  8. Don’t use abbreviations.

Data Types

Python variables can hold various types of data, including:

  1. Integers: Whole numbers without decimal points, e.g., age = 25.
  2. Floats: Numbers with decimal points, e.g., pi = 3.14.
  3. Strings: Sequences of characters, e.g., name = "Alice".
  4. Booleans: Represents either True or False values, e.g., is_valid = True.
  5. Lists: Ordered collections of items, e.g., numbers = [1, 2, 3, 4, 5].
  6. Tuples: Similar to lists, but immutable, e.g., coordinates = (10, 20).
  7. Dictionaries: Key-value pairs, e.g., person = {"name": "Bob", "age": 30}.
  8. Sets: Unordered collections of unique items, e.g., unique_numbers = {1, 2, 3}.

Best Practices

To write clean and maintainable code, it’s important to follow some best practices when working with variables in Python:
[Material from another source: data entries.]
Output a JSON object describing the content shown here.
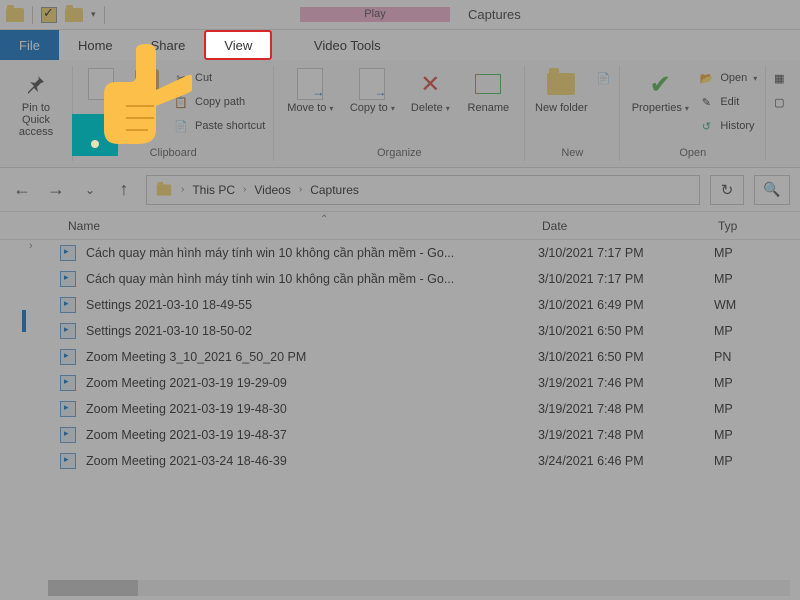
{
  "title": "Captures",
  "contextual_tab_group": "Play",
  "tabs": {
    "file": "File",
    "home": "Home",
    "share": "Share",
    "view": "View",
    "video_tools": "Video Tools"
  },
  "ribbon": {
    "pin_to_quick_label": "Pin to Quick access",
    "clipboard": {
      "cut": "Cut",
      "copy_path": "Copy path",
      "paste_shortcut": "Paste shortcut",
      "group_label": "Clipboard"
    },
    "organize": {
      "move_to": "Move to",
      "copy_to": "Copy to",
      "delete": "Delete",
      "rename": "Rename",
      "group_label": "Organize"
    },
    "new": {
      "new_folder": "New folder",
      "group_label": "New"
    },
    "open": {
      "properties": "Properties",
      "open": "Open",
      "edit": "Edit",
      "history": "History",
      "group_label": "Open"
    }
  },
  "breadcrumbs": [
    "This PC",
    "Videos",
    "Captures"
  ],
  "columns": {
    "name": "Name",
    "date": "Date",
    "type": "Typ"
  },
  "files": [
    {
      "name": "Cách quay màn hình máy tính win 10 không cần phần mềm - Go...",
      "date": "3/10/2021 7:17 PM",
      "type": "MP"
    },
    {
      "name": "Cách quay màn hình máy tính win 10 không cần phần mềm - Go...",
      "date": "3/10/2021 7:17 PM",
      "type": "MP"
    },
    {
      "name": "Settings 2021-03-10 18-49-55",
      "date": "3/10/2021 6:49 PM",
      "type": "WM"
    },
    {
      "name": "Settings 2021-03-10 18-50-02",
      "date": "3/10/2021 6:50 PM",
      "type": "MP"
    },
    {
      "name": "Zoom Meeting 3_10_2021 6_50_20 PM",
      "date": "3/10/2021 6:50 PM",
      "type": "PN"
    },
    {
      "name": "Zoom Meeting 2021-03-19 19-29-09",
      "date": "3/19/2021 7:46 PM",
      "type": "MP"
    },
    {
      "name": "Zoom Meeting 2021-03-19 19-48-30",
      "date": "3/19/2021 7:48 PM",
      "type": "MP"
    },
    {
      "name": "Zoom Meeting 2021-03-19 19-48-37",
      "date": "3/19/2021 7:48 PM",
      "type": "MP"
    },
    {
      "name": "Zoom Meeting 2021-03-24 18-46-39",
      "date": "3/24/2021 6:46 PM",
      "type": "MP"
    }
  ],
  "dropdown_caret": "▾"
}
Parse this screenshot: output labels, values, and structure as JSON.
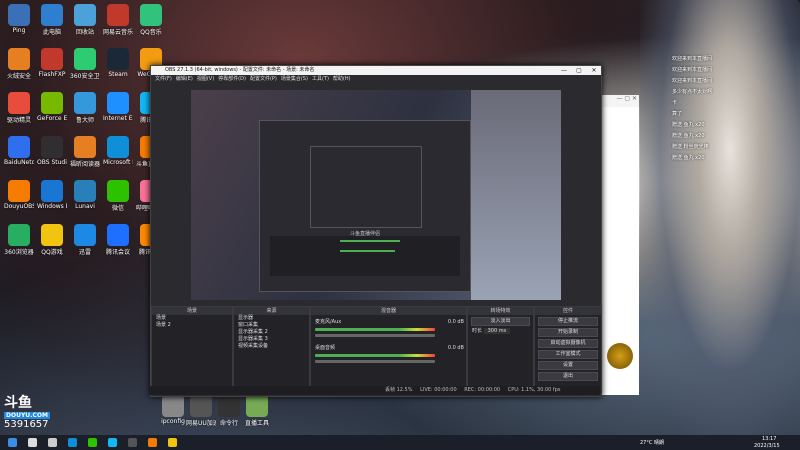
{
  "desktop": {
    "icons": [
      {
        "label": "Ping",
        "color": "#3b6fb6"
      },
      {
        "label": "此电脑",
        "color": "#2f7fd0"
      },
      {
        "label": "回收站",
        "color": "#4aa2d8"
      },
      {
        "label": "网易云音乐",
        "color": "#c0392b"
      },
      {
        "label": "QQ音乐",
        "color": "#31c27c"
      },
      {
        "label": "火绒安全",
        "color": "#e67e22"
      },
      {
        "label": "FlashFXP",
        "color": "#c0392b"
      },
      {
        "label": "360安全卫士",
        "color": "#2ecc71"
      },
      {
        "label": "Steam",
        "color": "#1b2838"
      },
      {
        "label": "WeGame",
        "color": "#f39c12"
      },
      {
        "label": "驱动精灵",
        "color": "#e74c3c"
      },
      {
        "label": "GeForce Experience",
        "color": "#76b900"
      },
      {
        "label": "鲁大师",
        "color": "#3498db"
      },
      {
        "label": "Internet Explorer",
        "color": "#1e90ff"
      },
      {
        "label": "腾讯QQ",
        "color": "#12b7f5"
      },
      {
        "label": "BaiduNetdisk",
        "color": "#2f6fed"
      },
      {
        "label": "OBS Studio",
        "color": "#302e31"
      },
      {
        "label": "福昕阅读器",
        "color": "#e67e22"
      },
      {
        "label": "Microsoft Edge",
        "color": "#0f8fd8"
      },
      {
        "label": "斗鱼直播伴侣",
        "color": "#f57c00"
      },
      {
        "label": "DouyuOBS",
        "color": "#f57c00"
      },
      {
        "label": "Windows Media",
        "color": "#1976d2"
      },
      {
        "label": "Lunavi",
        "color": "#2980b9"
      },
      {
        "label": "微信",
        "color": "#2dc100"
      },
      {
        "label": "哔哩哔哩直播姬",
        "color": "#fb7299"
      },
      {
        "label": "360浏览器",
        "color": "#27ae60"
      },
      {
        "label": "QQ游戏",
        "color": "#f1c40f"
      },
      {
        "label": "迅雷",
        "color": "#1e88e5"
      },
      {
        "label": "腾讯会议",
        "color": "#1e6fff"
      },
      {
        "label": "腾讯视频",
        "color": "#ff8800"
      }
    ],
    "right_icons": [
      {
        "label": "ipconfig",
        "color": "#888"
      },
      {
        "label": "网易UU加速器",
        "color": "#555"
      },
      {
        "label": "命令行",
        "color": "#333"
      },
      {
        "label": "直播工具",
        "color": "#7a5"
      }
    ]
  },
  "douyu_logo": {
    "brand": "斗鱼",
    "url": "DOUYU.COM",
    "room": "5391657"
  },
  "obs": {
    "title": "OBS 27.1.3 (64-bit, windows) - 配置文件: 未命名 - 场景: 未命名",
    "menu": [
      "文件(F)",
      "编辑(E)",
      "视图(V)",
      "停靠部件(D)",
      "配置文件(P)",
      "场景集合(S)",
      "工具(T)",
      "帮助(H)"
    ],
    "docks": {
      "scenes": {
        "header": "场景",
        "items": [
          "场景",
          "场景 2"
        ]
      },
      "sources": {
        "header": "来源",
        "items": [
          "显示器",
          "窗口采集",
          "显示器采集 2",
          "显示器采集 3",
          "视频采集设备"
        ]
      },
      "mixer": {
        "header": "混音器",
        "channels": [
          {
            "name": "麦克风/Aux",
            "level": "0.0 dB"
          },
          {
            "name": "桌面音频",
            "level": "0.0 dB"
          }
        ]
      },
      "transitions": {
        "header": "转场特效",
        "type": "淡入淡出",
        "duration_label": "时长",
        "duration": "300 ms"
      },
      "controls": {
        "header": "控件",
        "buttons": [
          "停止推流",
          "开始录制",
          "启动虚拟摄像机",
          "工作室模式",
          "设置",
          "退出"
        ]
      }
    },
    "status": {
      "live": "LIVE: 00:00:00",
      "rec": "REC: 00:00:00",
      "cpu": "CPU: 1.1%, 30.00 fps",
      "drop": "丢帧 12.5%"
    },
    "nested_title": "斗鱼直播伴侣"
  },
  "chat": {
    "messages": [
      "欢迎来到本直播间",
      "欢迎来到本直播间",
      "欢迎来到本直播间",
      "多少有点不太对啊",
      "卡",
      "算了",
      "赠送 鱼丸 x20",
      "赠送 鱼丸 x20",
      "赠送 粉丝荧光棒",
      "赠送 鱼丸 x20"
    ]
  },
  "taskbar": {
    "weather": "27°C 晴朗",
    "time": "13:17",
    "date": "2022/3/15",
    "apps": [
      {
        "name": "start",
        "color": "#3a8ee6"
      },
      {
        "name": "search",
        "color": "#ddd"
      },
      {
        "name": "task-view",
        "color": "#ccc"
      },
      {
        "name": "edge",
        "color": "#0f8fd8"
      },
      {
        "name": "wechat",
        "color": "#2dc100"
      },
      {
        "name": "qq",
        "color": "#12b7f5"
      },
      {
        "name": "obs",
        "color": "#555"
      },
      {
        "name": "douyu",
        "color": "#f57c00"
      },
      {
        "name": "explorer",
        "color": "#f1c40f"
      }
    ]
  }
}
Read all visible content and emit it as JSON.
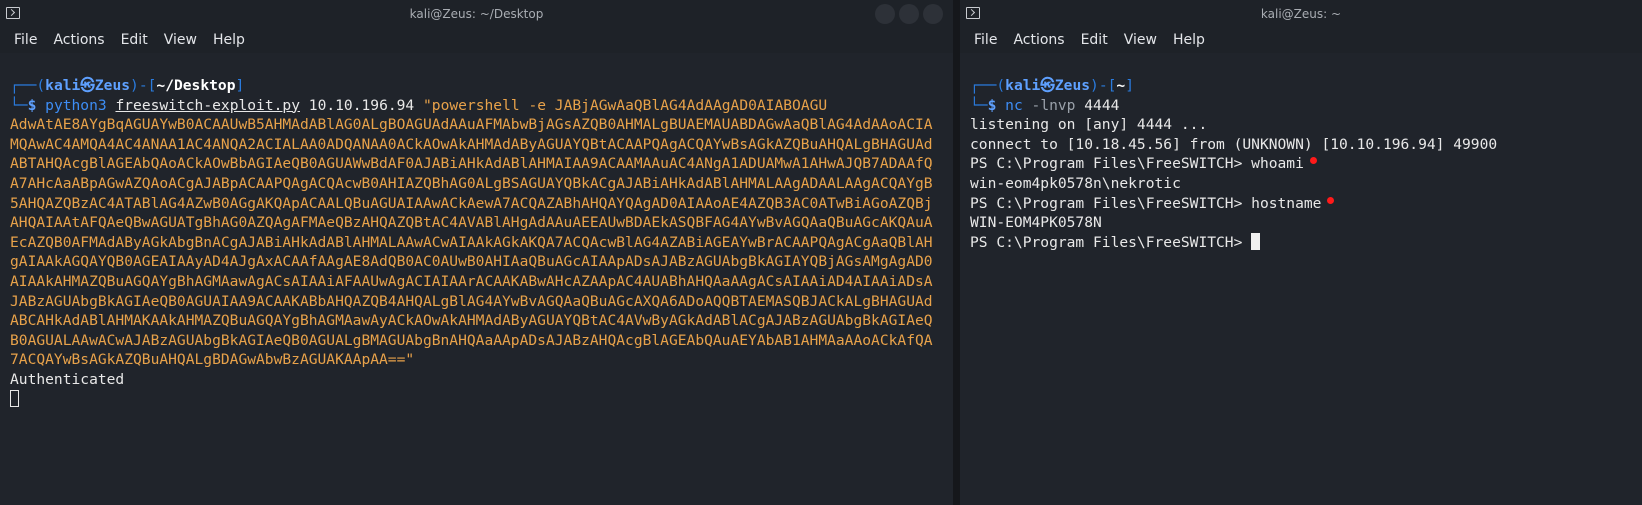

  1. Descriptive Names: Choose meaningful variable names that reflect the purpose of the variable. For example, use total_students instead of just count.
  2. Consistent Casing: Stick to a consistent naming convention. Many Python developers prefer using lowercase letters and underscores (snake_case) for variable names.
  3. Initialize Variables: Always initialize variables before using them to avoid unexpected behavior.
  4. Avoid Magic Numbers: Instead of using raw numbers in your code, assign them to variables with descriptive names. This improves code readability and makes maintenance easier (e.g.: MAX_VALUE = 100).
  5. Use Comments: If a variable’s purpose might not be immediately obvious, provide comments to explain its significance and usage.

Python Global variables

A Python global variable is a variable that can be accessed and modified from any part of a program. It is defined outside of any function and can be used throughout the entire program. Global variables can be useful for storing data that is needed across different functions or modules. Here is an example :

greeting = "Hello"

def display_message():
  print( greeting + " nolowiz" )



Hello nolowiz

In the above code, the variable “greeting” is a global variable.

What happens if the same variable name is inside the function?

In the below example, the global variable name(Line number: 1) and variable( Line number: 4) inside the display_message function have the same name.

greeting = "Hello"

def display_message():
  greeting = "Hi"
  print( greeting + " nolowiz" )


print(greeting + " nolowiz")


Hi nolowiz
Hello nolowiz

So the “greeting” variable inside the display_message function is a local variable. However the global variable ( Line number: 1) value remains the same.

The global Keyword

The global keyword in Python is used to declare a variable as global within a function, allowing it to be accessed and modified outside the function. It is used to differentiate between local and global variables with the same name.

x = 10

def update_value():
    global x
    x = 20
print(x)  # Output: 10


print(x)  # Output: 20

Here global variable x is modified inside the update_value function using the global keyword.




In conclusion, variables are fundamental components of any programming language, and Python’s approach to variables adds a layer of simplicity and versatility to the coding experience. Read about the basics of a Python program.